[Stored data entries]

========

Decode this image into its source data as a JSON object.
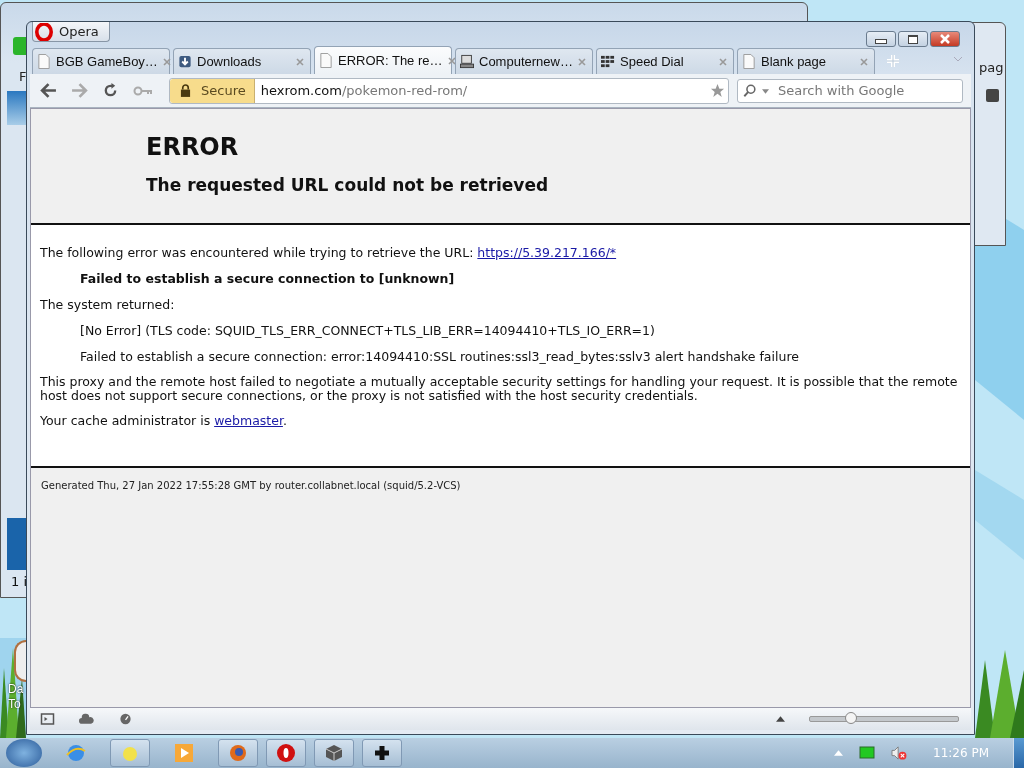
{
  "desktop": {
    "back_window_menu": "F",
    "back_window_status": "1 i",
    "right_window_text": "pag",
    "desktop_icon_label": [
      "Da",
      "To"
    ]
  },
  "window": {
    "menu_button": "Opera"
  },
  "tabs": [
    {
      "title": "BGB GameBoy…",
      "kind": "page",
      "selected": false
    },
    {
      "title": "Downloads",
      "kind": "download",
      "selected": false
    },
    {
      "title": "ERROR: The re…",
      "kind": "page",
      "selected": true
    },
    {
      "title": "Computernew…",
      "kind": "computer",
      "selected": false
    },
    {
      "title": "Speed Dial",
      "kind": "grid",
      "selected": false
    },
    {
      "title": "Blank page",
      "kind": "page",
      "selected": false
    }
  ],
  "address": {
    "security": "Secure",
    "host": "hexrom.com",
    "path": "/pokemon-red-rom/"
  },
  "search": {
    "placeholder": "Search with Google"
  },
  "page": {
    "heading": "ERROR",
    "subheading": "The requested URL could not be retrieved",
    "intro": "The following error was encountered while trying to retrieve the URL: ",
    "intro_link": "https://5.39.217.166/*",
    "error_detail": "Failed to establish a secure connection to [unknown]",
    "system_label": "The system returned:",
    "system_lines": [
      "[No Error] (TLS code: SQUID_TLS_ERR_CONNECT+TLS_LIB_ERR=14094410+TLS_IO_ERR=1)",
      "Failed to establish a secure connection: error:14094410:SSL routines:ssl3_read_bytes:sslv3 alert handshake failure"
    ],
    "explanation": "This proxy and the remote host failed to negotiate a mutually acceptable security settings for handling your request. It is possible that the remote host does not support secure connections, or the proxy is not satisfied with the host security credentials.",
    "admin_text": "Your cache administrator is ",
    "admin_link": "webmaster",
    "admin_end": ".",
    "footer": "Generated Thu, 27 Jan 2022 17:55:28 GMT by router.collabnet.local (squid/5.2-VCS)"
  },
  "status_bar": {
    "zoom": {
      "level": 0.28
    }
  },
  "taskbar": {
    "clock": "11:26 PM"
  }
}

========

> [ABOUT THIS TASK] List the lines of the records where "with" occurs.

> [EXERCISE RESPONSE]
    "placeholder": "Search with Google"
    "explanation": "This proxy and the remote host failed to negotiate a mutually acceptable security settings for handling your request. It is possible that the remote host does not support secure connections, or the proxy is not satisfied with the host security credentials.",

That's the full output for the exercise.